First published under the title Chimes of Freedom, now revised and expanded.
A nuanced analysis of Bob Dylan's response, through his music, to the political and social forces that shook America in the 1960s.
Bob Dylan's abrupt abandonment of overtly political songwriting in the mid-1960s caused an uproar among critics and fans. In Wicked Messenger, acclaimed cultural-political commentator Mike Marqusee advances the new thesis that Dylan did not drop politics from his songs but changed the manner of his critique to address the changing political and cultural climate and, more importantly, his own evolving aesthetic.
Wicked Messenger is also a riveting political history of the United States in the 1960s. Tracing the development of the decade's political and cultural dissent movements, Marqusee shows how their twists and turns were anticipated in the poetic aesthetic—anarchic, unaccountable, contradictory, punk—of Dylan's mid-sixties albums, as well as in his recent artistic ventures in Chronicles, Vol. I and Masked and Anonymous.
Dylan's anguished, self-obsessed, prickly artistic evolution, Marqusee asserts, was a deeply creative response to a deeply disturbing situation. "He can no longer tell the story straight," Marqusee concludes, "because any story told straight is a false one."
And he was told but these few words
Which opened up his heart:

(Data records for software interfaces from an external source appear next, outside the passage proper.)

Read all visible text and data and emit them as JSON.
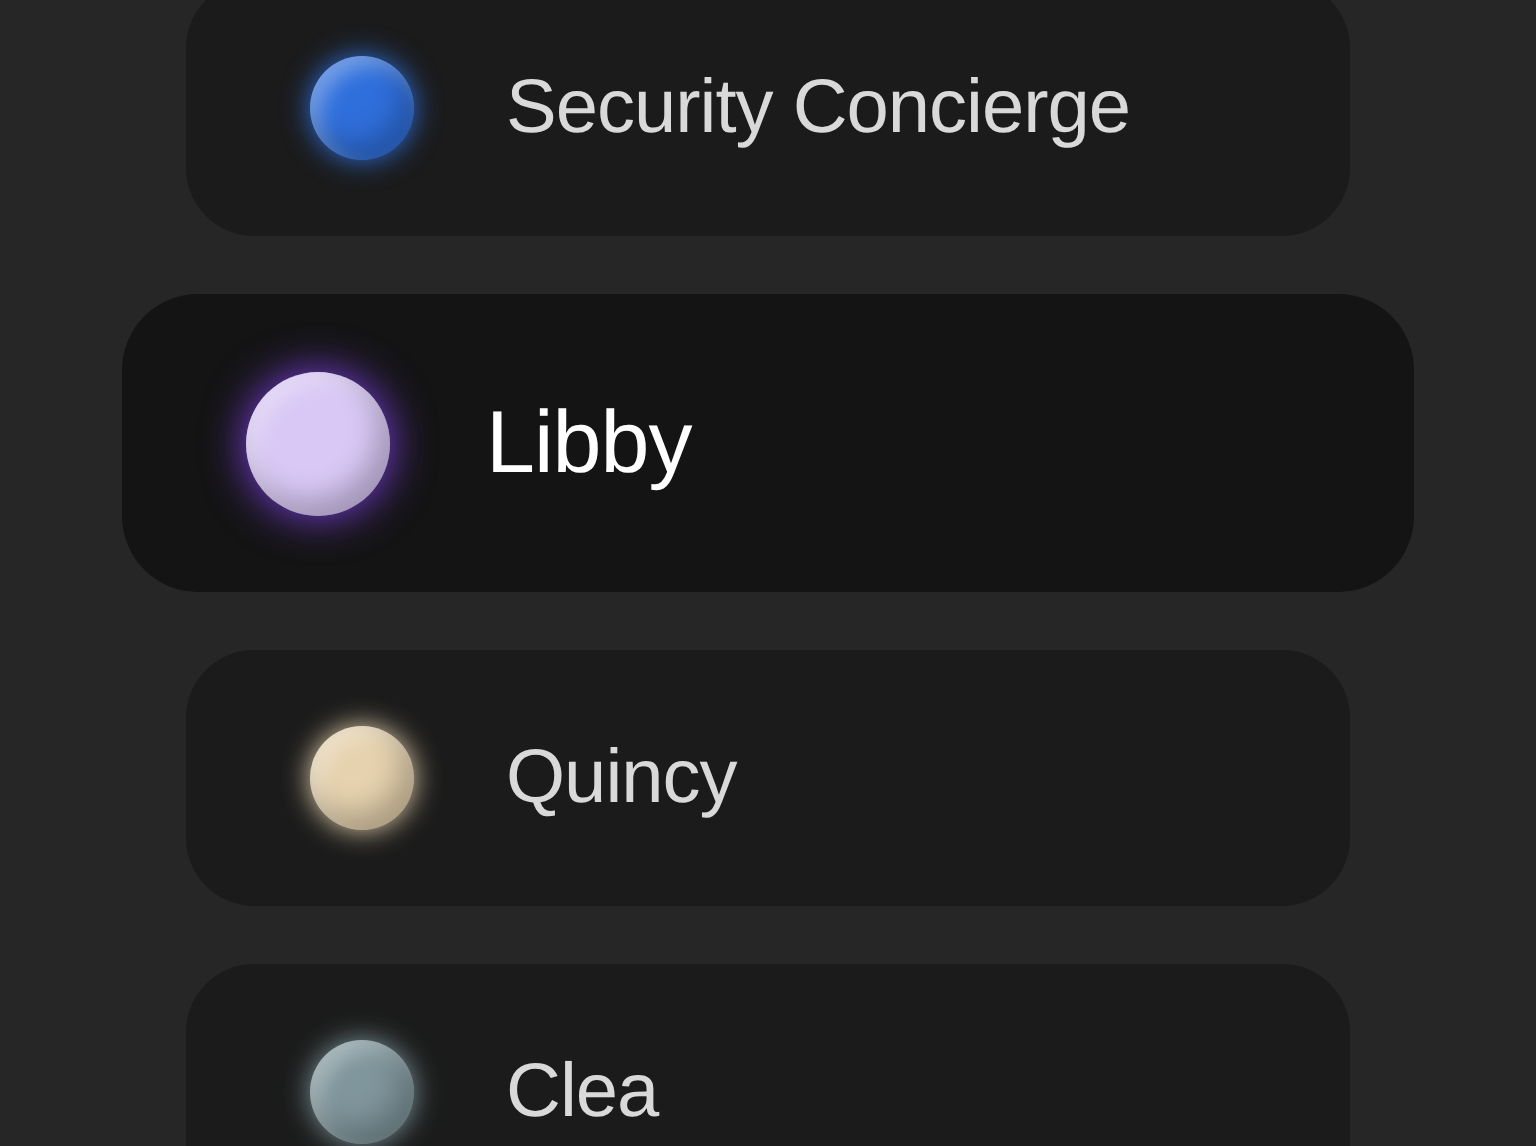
{
  "assistants": [
    {
      "name": "Security Concierge",
      "color": "#2f6fdc",
      "selected": false
    },
    {
      "name": "Libby",
      "color": "#d9c8f5",
      "selected": true
    },
    {
      "name": "Quincy",
      "color": "#e6d2ae",
      "selected": false
    },
    {
      "name": "Clea",
      "color": "#7f969c",
      "selected": false
    }
  ]
}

If you cannot bring good news, then don't bring any.
Good news folks, Bob Dylan just won the Nobel Prize in Literature. In doing so, he became the first musician to win the prize, and the first American since Toni Morrison in 1993. But more than that, his win vindicates the tradition of folk and rock music in the U.S. as art of the highest order. Hats off to you, Bobby D!
For all the Dylan fans celebrating the win, make sure to check out Mike Marqusee's Wicked Messenger, and Howard Zinn's Artists in Times of War.